__Exercise directions__:
Exactly how many lines below mention "период"? Answer with that number alone.

◇ ◇ ◇ ◇ ◇ ◇ ◇

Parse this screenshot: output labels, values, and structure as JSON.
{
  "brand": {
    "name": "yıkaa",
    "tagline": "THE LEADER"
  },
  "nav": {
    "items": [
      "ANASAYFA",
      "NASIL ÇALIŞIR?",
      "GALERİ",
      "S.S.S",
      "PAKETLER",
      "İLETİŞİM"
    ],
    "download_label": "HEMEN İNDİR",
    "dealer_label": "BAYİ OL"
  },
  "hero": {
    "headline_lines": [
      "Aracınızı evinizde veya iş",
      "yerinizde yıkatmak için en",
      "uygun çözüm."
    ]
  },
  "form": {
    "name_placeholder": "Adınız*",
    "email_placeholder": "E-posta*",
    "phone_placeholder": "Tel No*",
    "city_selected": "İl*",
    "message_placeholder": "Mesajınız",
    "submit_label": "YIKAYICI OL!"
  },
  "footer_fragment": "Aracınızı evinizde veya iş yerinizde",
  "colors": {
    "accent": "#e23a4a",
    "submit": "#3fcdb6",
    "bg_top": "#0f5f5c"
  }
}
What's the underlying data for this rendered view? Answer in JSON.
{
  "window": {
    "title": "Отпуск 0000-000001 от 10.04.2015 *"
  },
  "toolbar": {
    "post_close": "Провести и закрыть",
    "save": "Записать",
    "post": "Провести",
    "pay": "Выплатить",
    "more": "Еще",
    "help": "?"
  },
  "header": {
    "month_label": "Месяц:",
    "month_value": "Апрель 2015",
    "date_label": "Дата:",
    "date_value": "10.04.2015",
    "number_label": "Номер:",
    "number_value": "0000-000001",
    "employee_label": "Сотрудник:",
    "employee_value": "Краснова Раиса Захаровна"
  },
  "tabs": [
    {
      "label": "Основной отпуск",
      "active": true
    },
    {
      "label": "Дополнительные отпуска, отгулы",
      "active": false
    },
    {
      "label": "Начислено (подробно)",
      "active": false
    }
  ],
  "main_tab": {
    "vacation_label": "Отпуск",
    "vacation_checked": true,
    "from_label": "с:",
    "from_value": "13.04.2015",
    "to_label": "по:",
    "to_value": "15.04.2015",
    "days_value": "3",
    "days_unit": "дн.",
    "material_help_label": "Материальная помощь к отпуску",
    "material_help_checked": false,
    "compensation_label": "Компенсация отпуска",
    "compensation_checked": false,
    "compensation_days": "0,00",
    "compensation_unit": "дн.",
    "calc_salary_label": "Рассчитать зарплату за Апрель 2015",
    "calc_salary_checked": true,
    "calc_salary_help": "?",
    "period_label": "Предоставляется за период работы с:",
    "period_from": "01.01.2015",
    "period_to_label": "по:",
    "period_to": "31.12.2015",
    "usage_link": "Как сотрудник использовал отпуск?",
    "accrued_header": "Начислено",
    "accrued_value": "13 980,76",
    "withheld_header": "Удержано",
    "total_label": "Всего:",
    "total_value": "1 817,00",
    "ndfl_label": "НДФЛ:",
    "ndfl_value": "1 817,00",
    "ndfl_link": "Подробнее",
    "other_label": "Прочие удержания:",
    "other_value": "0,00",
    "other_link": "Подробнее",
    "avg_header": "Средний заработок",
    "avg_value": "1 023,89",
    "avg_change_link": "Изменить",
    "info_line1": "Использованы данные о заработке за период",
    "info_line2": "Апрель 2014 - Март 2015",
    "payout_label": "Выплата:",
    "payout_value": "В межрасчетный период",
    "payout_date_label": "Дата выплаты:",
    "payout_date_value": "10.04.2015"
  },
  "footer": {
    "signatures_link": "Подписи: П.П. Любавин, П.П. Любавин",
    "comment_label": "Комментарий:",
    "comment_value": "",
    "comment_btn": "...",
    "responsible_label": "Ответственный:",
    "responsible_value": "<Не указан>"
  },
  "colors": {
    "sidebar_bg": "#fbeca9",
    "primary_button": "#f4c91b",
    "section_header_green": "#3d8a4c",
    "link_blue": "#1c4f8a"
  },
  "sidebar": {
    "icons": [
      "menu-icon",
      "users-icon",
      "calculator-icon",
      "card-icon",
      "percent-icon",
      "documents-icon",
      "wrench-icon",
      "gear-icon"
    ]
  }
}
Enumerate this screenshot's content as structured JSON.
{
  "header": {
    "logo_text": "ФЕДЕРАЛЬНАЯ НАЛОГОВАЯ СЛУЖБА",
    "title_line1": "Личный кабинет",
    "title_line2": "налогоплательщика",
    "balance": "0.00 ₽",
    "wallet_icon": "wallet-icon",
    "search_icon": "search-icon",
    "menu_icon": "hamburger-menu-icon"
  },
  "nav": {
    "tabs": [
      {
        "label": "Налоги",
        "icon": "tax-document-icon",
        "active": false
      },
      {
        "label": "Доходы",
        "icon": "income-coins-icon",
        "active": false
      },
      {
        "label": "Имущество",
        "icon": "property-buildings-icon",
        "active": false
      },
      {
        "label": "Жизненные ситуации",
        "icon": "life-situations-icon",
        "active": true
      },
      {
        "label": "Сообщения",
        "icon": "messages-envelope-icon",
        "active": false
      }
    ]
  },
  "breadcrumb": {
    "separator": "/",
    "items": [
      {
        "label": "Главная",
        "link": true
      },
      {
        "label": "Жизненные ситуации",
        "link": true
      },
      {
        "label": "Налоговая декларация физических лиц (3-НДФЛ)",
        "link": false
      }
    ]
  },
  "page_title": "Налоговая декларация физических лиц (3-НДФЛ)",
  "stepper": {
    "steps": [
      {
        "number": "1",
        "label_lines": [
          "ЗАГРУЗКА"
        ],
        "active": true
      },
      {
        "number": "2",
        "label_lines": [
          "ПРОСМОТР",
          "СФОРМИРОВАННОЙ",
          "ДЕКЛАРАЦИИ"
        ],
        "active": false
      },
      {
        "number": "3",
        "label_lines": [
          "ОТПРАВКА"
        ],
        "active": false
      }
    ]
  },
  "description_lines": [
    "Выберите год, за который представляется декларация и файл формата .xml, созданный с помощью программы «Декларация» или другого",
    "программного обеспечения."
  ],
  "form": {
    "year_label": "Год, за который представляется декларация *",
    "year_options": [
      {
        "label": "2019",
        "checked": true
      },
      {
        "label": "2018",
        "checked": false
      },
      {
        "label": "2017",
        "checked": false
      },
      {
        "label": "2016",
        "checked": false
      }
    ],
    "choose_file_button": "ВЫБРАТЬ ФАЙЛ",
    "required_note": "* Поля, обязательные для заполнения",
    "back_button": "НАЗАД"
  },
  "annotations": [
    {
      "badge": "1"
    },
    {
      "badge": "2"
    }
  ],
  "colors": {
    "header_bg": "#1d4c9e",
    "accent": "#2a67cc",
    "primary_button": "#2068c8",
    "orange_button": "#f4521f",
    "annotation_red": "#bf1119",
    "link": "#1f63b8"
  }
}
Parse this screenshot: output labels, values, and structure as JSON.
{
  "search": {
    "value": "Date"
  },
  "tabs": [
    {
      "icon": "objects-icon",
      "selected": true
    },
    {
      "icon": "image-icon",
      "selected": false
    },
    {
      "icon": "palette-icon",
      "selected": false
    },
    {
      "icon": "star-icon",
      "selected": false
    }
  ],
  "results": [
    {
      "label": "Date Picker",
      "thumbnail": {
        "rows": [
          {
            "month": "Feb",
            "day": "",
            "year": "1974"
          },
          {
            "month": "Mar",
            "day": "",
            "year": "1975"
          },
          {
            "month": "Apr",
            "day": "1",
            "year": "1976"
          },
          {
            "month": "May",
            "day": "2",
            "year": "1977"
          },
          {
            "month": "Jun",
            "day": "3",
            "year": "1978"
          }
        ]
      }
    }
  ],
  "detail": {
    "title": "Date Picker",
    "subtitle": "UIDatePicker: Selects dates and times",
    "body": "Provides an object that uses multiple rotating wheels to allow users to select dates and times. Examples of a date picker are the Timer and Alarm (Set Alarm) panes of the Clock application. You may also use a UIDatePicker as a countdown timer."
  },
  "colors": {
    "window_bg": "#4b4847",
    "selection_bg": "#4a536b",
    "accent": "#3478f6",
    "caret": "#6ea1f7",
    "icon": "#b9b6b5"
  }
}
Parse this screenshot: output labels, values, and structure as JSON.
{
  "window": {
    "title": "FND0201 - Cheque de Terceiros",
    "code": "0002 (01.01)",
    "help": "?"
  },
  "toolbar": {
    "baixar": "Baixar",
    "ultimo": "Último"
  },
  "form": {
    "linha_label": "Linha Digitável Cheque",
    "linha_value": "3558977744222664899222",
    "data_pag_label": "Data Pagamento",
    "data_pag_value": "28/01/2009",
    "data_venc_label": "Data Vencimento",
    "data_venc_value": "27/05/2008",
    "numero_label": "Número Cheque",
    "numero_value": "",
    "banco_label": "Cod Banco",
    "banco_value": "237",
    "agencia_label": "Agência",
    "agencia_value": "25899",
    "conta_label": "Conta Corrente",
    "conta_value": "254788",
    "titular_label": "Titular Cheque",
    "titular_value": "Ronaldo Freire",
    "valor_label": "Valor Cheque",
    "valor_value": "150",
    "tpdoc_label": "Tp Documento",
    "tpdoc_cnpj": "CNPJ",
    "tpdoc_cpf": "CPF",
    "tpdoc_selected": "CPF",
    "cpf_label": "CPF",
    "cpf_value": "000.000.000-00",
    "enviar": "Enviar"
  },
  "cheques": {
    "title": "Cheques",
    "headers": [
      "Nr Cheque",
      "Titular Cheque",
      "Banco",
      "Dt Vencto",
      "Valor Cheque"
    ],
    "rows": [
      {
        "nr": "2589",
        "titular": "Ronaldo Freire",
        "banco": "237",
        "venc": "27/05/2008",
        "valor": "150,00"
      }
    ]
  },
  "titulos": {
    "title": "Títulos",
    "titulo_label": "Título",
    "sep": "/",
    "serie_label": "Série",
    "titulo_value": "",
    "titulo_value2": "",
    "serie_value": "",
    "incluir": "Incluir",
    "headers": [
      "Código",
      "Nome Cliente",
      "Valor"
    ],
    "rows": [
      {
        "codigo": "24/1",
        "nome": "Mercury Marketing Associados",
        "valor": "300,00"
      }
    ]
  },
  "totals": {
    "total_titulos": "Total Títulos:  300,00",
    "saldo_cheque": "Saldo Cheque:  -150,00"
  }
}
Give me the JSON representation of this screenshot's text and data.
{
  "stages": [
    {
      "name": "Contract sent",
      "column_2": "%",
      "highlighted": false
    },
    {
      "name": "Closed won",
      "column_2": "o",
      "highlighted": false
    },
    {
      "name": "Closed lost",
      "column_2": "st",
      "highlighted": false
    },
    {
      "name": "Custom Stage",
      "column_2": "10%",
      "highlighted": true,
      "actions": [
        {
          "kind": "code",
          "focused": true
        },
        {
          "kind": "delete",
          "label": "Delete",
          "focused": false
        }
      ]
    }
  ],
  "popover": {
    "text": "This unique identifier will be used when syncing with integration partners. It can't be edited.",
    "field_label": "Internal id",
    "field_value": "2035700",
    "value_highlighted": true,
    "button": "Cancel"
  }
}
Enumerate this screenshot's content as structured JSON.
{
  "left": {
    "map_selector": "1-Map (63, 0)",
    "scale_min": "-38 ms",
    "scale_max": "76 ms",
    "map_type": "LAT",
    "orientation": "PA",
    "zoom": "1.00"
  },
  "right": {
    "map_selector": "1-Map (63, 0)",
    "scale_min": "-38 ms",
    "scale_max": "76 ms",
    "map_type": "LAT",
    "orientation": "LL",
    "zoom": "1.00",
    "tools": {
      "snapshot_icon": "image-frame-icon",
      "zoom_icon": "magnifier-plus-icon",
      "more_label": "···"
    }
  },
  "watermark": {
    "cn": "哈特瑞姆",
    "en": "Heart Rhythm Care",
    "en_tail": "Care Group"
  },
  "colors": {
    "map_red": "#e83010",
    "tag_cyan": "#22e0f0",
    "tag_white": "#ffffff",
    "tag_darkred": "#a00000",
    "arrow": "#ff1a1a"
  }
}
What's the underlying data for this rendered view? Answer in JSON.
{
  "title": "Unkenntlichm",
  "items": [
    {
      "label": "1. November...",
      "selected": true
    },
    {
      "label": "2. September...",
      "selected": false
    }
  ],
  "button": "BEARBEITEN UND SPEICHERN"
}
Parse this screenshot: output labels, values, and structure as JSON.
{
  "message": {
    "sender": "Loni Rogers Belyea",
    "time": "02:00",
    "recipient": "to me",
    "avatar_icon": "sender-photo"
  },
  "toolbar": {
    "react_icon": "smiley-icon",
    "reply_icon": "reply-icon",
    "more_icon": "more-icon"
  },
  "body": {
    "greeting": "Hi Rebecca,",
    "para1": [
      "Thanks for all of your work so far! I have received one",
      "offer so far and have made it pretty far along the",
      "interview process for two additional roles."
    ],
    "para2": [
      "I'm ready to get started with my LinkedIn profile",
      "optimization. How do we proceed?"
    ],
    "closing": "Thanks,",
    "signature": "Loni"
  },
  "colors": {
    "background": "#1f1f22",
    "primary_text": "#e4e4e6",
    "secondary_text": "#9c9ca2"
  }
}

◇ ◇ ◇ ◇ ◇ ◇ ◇

__Answer space__:
3